[x] See Citizens United vs. Federal Election Commission (2010) and Robert Reich’s Supercapitalism: The Transformation of Business, Democracy and Everyday Life (New York: Radom House/Knopf, 2007). 

Action (un)Packed - Picks from the Show 11/13/10

Left to right: Kent Familton, Wendy Vetter, Josh Holzmann.
Painting above: Steve Hampton, Disaster #10
oil and spray paint on panel,  26 in by 48 in, 2009.

Salon style actually made it easier to see the work with so many in attendance.

Action (un)Packed played to a packed house!

Engaging abstraction and engaging guests.

Ryan Peter Miller, The Effects of Gravity on Multicolored Massive Bodies
acrylic paint on mdf, 12 by 12 by 4 inches, 2008.

Marcus Perez, One, Two, Three (diptych), acrylic on linen over panel, 48 in by 63 in 
plus an additional work of acrylic on linen over panel, 8 in by 12 in panel, 2010. 

Left to right: Kent Familton, Zinger, oil and acrylic on canvas, 9 in by 12 in, 2010. 
Kent Familton, Thermostat, oil on canvas over panel, 24 in by 30 in, 2010.

Josh Dildine

David Michael Lee, April #9, acrylic on plywood, 11 in by 11 in, 2010.

Richard Galling, 10-(09-25)-10, oil on canvas, 14 in by 18 in, 2010.

Process-based, gestural, geometric and every other type of abstract painting was present,
yet no CIA funds were used to make this exhibition possible. 

Sunday, November 7, 2010

Action (un)Packed - Group Show 11/13/10


Josh Dildine, A Departure from the Unexpected, acrylic and oil in canvas, 60 in by 66 in, 2010.

Action (un)Packed: Abstraction After Action*
*(Or Where’s My CIA Handout Now?)

Kent Familton, Pink Popper, oil and acrylic on canvas, 9 in by 14 in, 2010.

 November 13th, 2010. 5-7pm.
2226 Whitter, Los Angeles Ca, 90023.

Steve Hampton, Business As Usual, oil and spray paint on canvas, 30 in by 24 in, 2010.

Press Release:
The inaugural exhibition of Commonspace brings together a number of emerging American painters engaged in investigating the inheritance of Action Painting at the opening of the twenty-first century.

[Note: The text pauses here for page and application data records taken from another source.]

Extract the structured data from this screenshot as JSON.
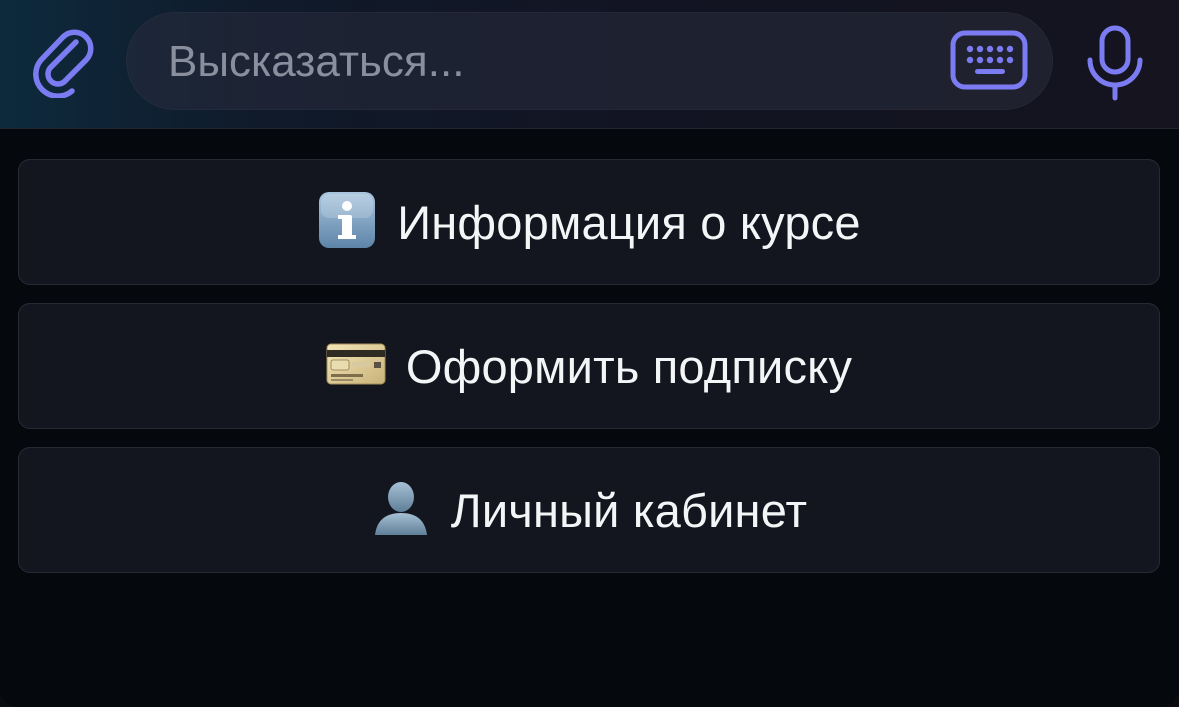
{
  "composer": {
    "placeholder": "Высказаться...",
    "colors": {
      "accent": "#7c7cf2"
    }
  },
  "icons": {
    "attach": "paperclip-icon",
    "keyboard": "keyboard-icon",
    "mic": "microphone-icon"
  },
  "buttons": [
    {
      "label": "Информация о курсе",
      "icon": "information-icon"
    },
    {
      "label": "Оформить подписку",
      "icon": "credit-card-icon"
    },
    {
      "label": "Личный кабинет",
      "icon": "bust-silhouette-icon"
    }
  ]
}
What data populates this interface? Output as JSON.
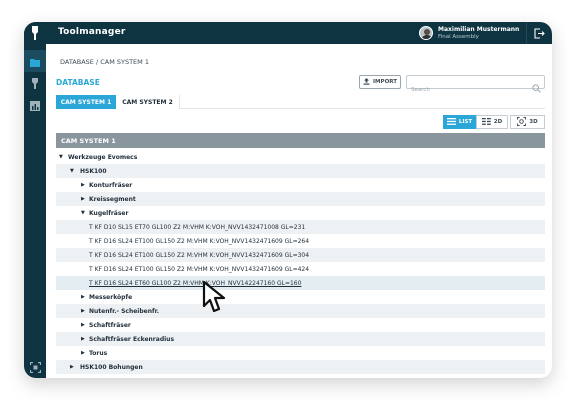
{
  "header": {
    "app_title": "Toolmanager",
    "user_name": "Maximilian  Mustermann",
    "user_role": "Final Assembly"
  },
  "breadcrumb": "DATABASE / CAM SYSTEM 1",
  "database_label": "DATABASE",
  "import_label": "IMPORT",
  "search": {
    "placeholder": "Search",
    "value": ""
  },
  "tabs": [
    {
      "label": "CAM SYSTEM 1",
      "active": true
    },
    {
      "label": "CAM SYSTEM 2",
      "active": false
    }
  ],
  "view_toggles": [
    {
      "label": "LIST",
      "active": true
    },
    {
      "label": "2D",
      "active": false
    },
    {
      "label": "3D",
      "active": false
    }
  ],
  "panel_title": "CAM SYSTEM 1",
  "tree": [
    {
      "label": "Werkzeuge Evomecs",
      "level": 0,
      "expanded": true,
      "folder": true
    },
    {
      "label": "HSK100",
      "level": 1,
      "expanded": true,
      "folder": true
    },
    {
      "label": "Konturfräser",
      "level": 2,
      "expanded": false,
      "folder": true
    },
    {
      "label": "Kreissegment",
      "level": 2,
      "expanded": false,
      "folder": true
    },
    {
      "label": "Kugelfräser",
      "level": 2,
      "expanded": true,
      "folder": true
    },
    {
      "label": "T KF D10 SL15 ET70 GL100 Z2 M:VHM K:VOH_NVV1432471008 GL=231",
      "level": 3,
      "folder": false
    },
    {
      "label": "T KF D16 SL24 ET100 GL150 Z2 M:VHM K:VOH_NVV1432471609 GL=264",
      "level": 3,
      "folder": false
    },
    {
      "label": "T KF D16 SL24 ET100 GL150 Z2 M:VHM K:VOH_NVV1432471609 GL=304",
      "level": 3,
      "folder": false
    },
    {
      "label": "T KF D16 SL24 ET100 GL150 Z2 M:VHM K:VOH_NVV1432471609 GL=424",
      "level": 3,
      "folder": false
    },
    {
      "label": "T KF D16 SL24 ET60 GL100 Z2 M:VHM K:VOH_NVV142247160 GL=160",
      "level": 3,
      "folder": false,
      "selected": true
    },
    {
      "label": "Messerköpfe",
      "level": 2,
      "expanded": false,
      "folder": true
    },
    {
      "label": "Nutenfr.- Scheibenfr.",
      "level": 2,
      "expanded": false,
      "folder": true
    },
    {
      "label": "Schaftfräser",
      "level": 2,
      "expanded": false,
      "folder": true
    },
    {
      "label": "Schaftfräser Eckenradius",
      "level": 2,
      "expanded": false,
      "folder": true
    },
    {
      "label": "Torus",
      "level": 2,
      "expanded": false,
      "folder": true
    },
    {
      "label": "HSK100 Bohungen",
      "level": 1,
      "expanded": false,
      "folder": true
    }
  ],
  "colors": {
    "sidebar": "#0e3442",
    "accent": "#2aa7d6",
    "panel_header": "#8a969e"
  },
  "icons": {
    "sidebar": [
      "folder-icon",
      "tool-icon",
      "chart-icon",
      "scan-icon"
    ],
    "logout": "logout-icon",
    "search": "search-icon",
    "import": "upload-icon"
  }
}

This packed salon style exhibition attempts to trace new strategies of speed, viscosity, virtuosity, geometricism, color vibration and mixed vocabularies of every kind that fall beyond the stratagems of neo-modernism and postmodernism. Action (un)Packed showcases painting practices that aren’t afraid of complexity or abjection, beauty or the ridiculous, but that actively demonstrate a dynamic negotiation between disparate regimes of pictorial signification. The defining question of this survey is whether or not we are qualitatively after Action painting or whether living in a hyperbolic economy of accelerated effects hasn’t engendered a certain degree of generosity toward the affect of Action painting once again – and if so, what defines its conditions of possibility today?

Artists in the exhibition include: Nick Aguayo, Joshua Dildine, Kent Familton, Richard Galling, Steve Hampton, David Michael Lee, Ryan Peter Miller, Marcus Perez, Grant Vetter, and Steve Walters.

Richard Galling, 10-07-02, oil and alkyd on canvas, 36 in by 24 in, 2010.

*Please see, which many of the artists in this exhibition were asked to respond to.

Grant Vetter, Untitled, oil on canvass, 16 in by 24 in, 2010.